DB renumbering can get confusing, as preserved locos tend to be restored to their pre-1968 classification and number. This site, which allows entry of any number carried through DRG, DB and DR times (minus check digits) is very useful: http://www.beitraege...d_datenbank.php.
Both 012 061-8 (as 01 1061) and 012 075-8 (as 01 1075) have survived. The former has been at the Deutsche Dampflokmuseum, Neuenmarkt-Wirsberg, since being sold in 1975. Here it is, inside the roundhouse, in 2002.
1075 is part of the collection of the Stoom Stichting Nederland, Rotterdam. Visiting while open to the public in 2001 (but not an operating day), conditions were cramped even for the widest lens (24mm or 20mm?) I had with me.
In response to John (Allegheny1600), I did see some West German steam in the 1970s, but I never visited any of the places that became hotspots for enthusiasts (except afterwards). The steam I saw was in the course of making two family package holidays in Czechoslovakia from passing trains while travelling through West Germany en route. At the time of the first, in 1973, there was quite a lot of steam spread along the route (mainly class 50s), not always photographable - particularly with the Kodak Instamatic I had at the time. (Like Trev52A I was also shooting in square format - but there the similarity ends!)
Two years later, I was now equipped with a 35mm SLR, but the level of steam activity had declined severely.

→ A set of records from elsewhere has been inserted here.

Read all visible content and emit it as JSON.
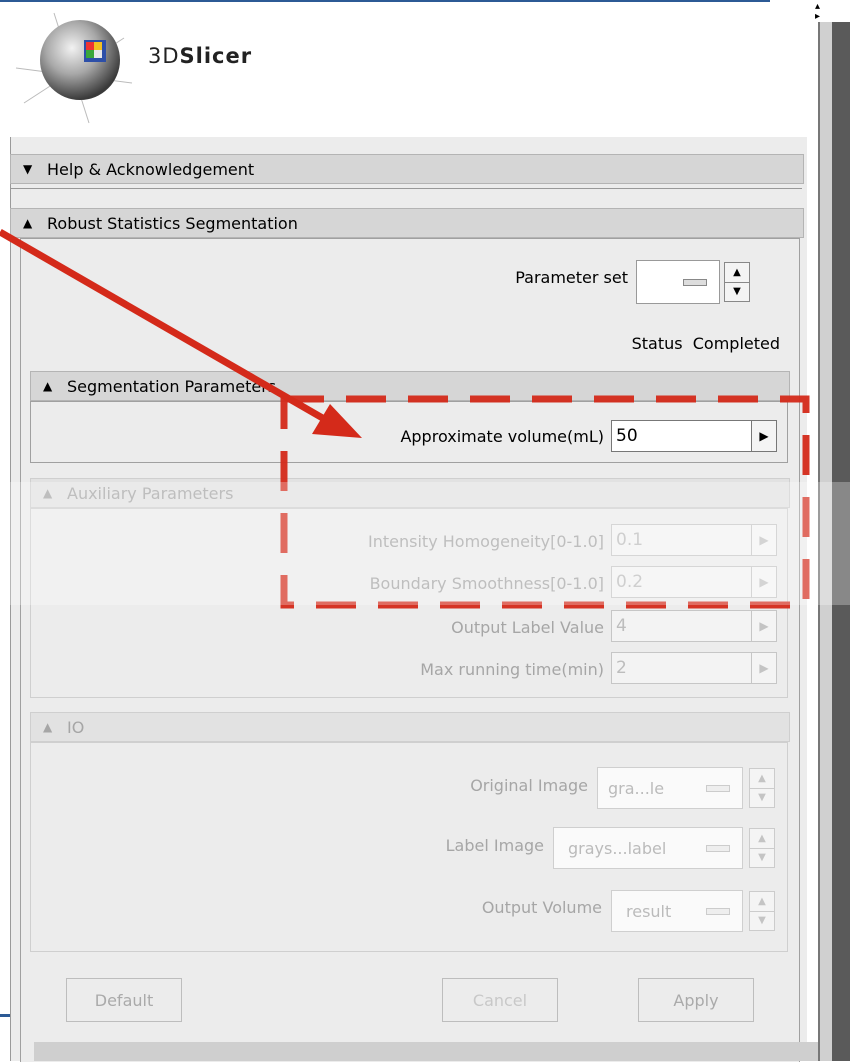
{
  "app": {
    "logo_prefix": "3D",
    "logo_suffix": "Slicer"
  },
  "sections": {
    "help": {
      "label": "Help & Acknowledgement",
      "expanded": false
    },
    "robust": {
      "label": "Robust Statistics Segmentation",
      "expanded": true
    },
    "segmentation_params": {
      "label": "Segmentation Parameters"
    },
    "auxiliary_params": {
      "label": "Auxiliary Parameters"
    },
    "io": {
      "label": "IO"
    }
  },
  "parameter_set": {
    "label": "Parameter set"
  },
  "status": {
    "label": "Status",
    "value": "Completed"
  },
  "approx_volume": {
    "label": "Approximate volume(mL)",
    "value": "50"
  },
  "auxiliary": [
    {
      "label": "Intensity Homogeneity[0-1.0]",
      "value": "0.1"
    },
    {
      "label": "Boundary Smoothness[0-1.0]",
      "value": "0.2"
    },
    {
      "label": "Output Label Value",
      "value": "4"
    },
    {
      "label": "Max running time(min)",
      "value": "2"
    }
  ],
  "io_fields": {
    "original_image": {
      "label": "Original Image",
      "value": "gra...le"
    },
    "label_image": {
      "label": "Label Image",
      "value": "grays...label"
    },
    "output_volume": {
      "label": "Output Volume",
      "value": "result"
    }
  },
  "buttons": {
    "default": "Default",
    "cancel": "Cancel",
    "apply": "Apply"
  },
  "colors": {
    "annotation_red": "#d42a1a",
    "accent_blue": "#2c5a95"
  }
}
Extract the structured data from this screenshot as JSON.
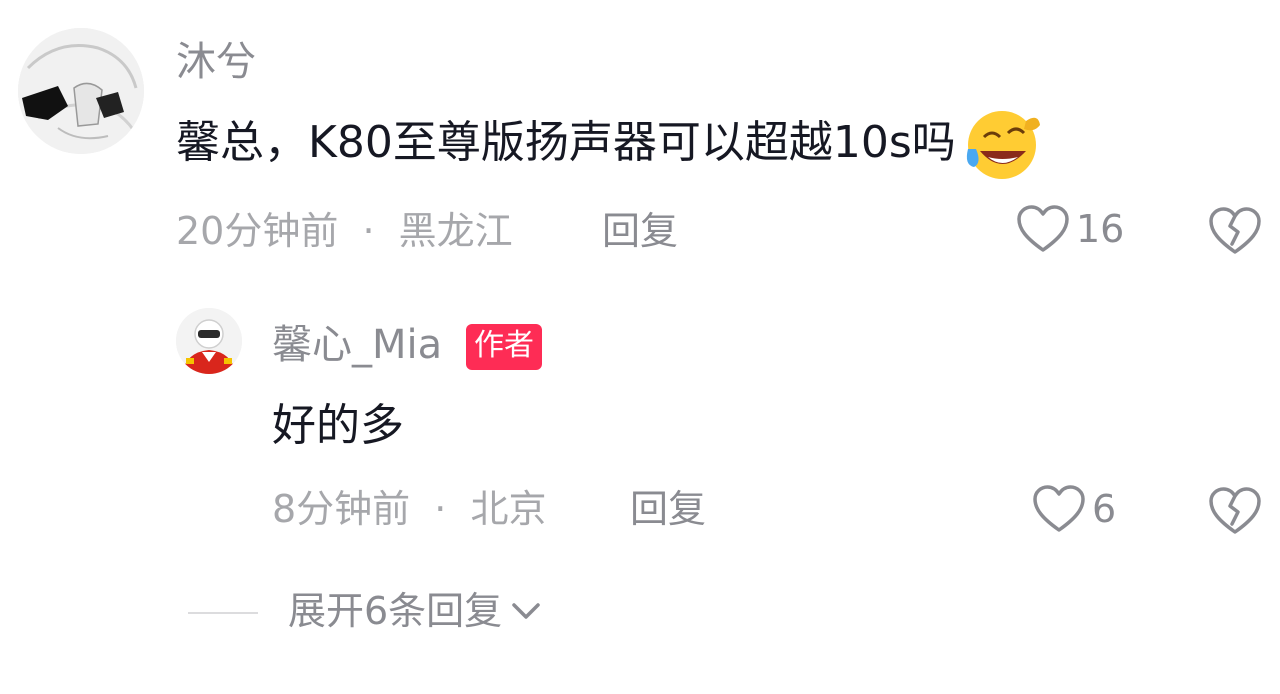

From memory, the only decent sighting was of an 052 awaiting departure on a freight approaching Schirnding (the frontier station with Czechoslovakia) - and I wasn't ready with my camera as we passed it. My last encounter with real steam in West German was on the return leg, when a light 023 passed on an adjacent track whilst we were stopped at Saarbrücken around midnight.
From 1973, here is 051 210-4 (with cabin tender) at Kirchenlaibach, in 1973.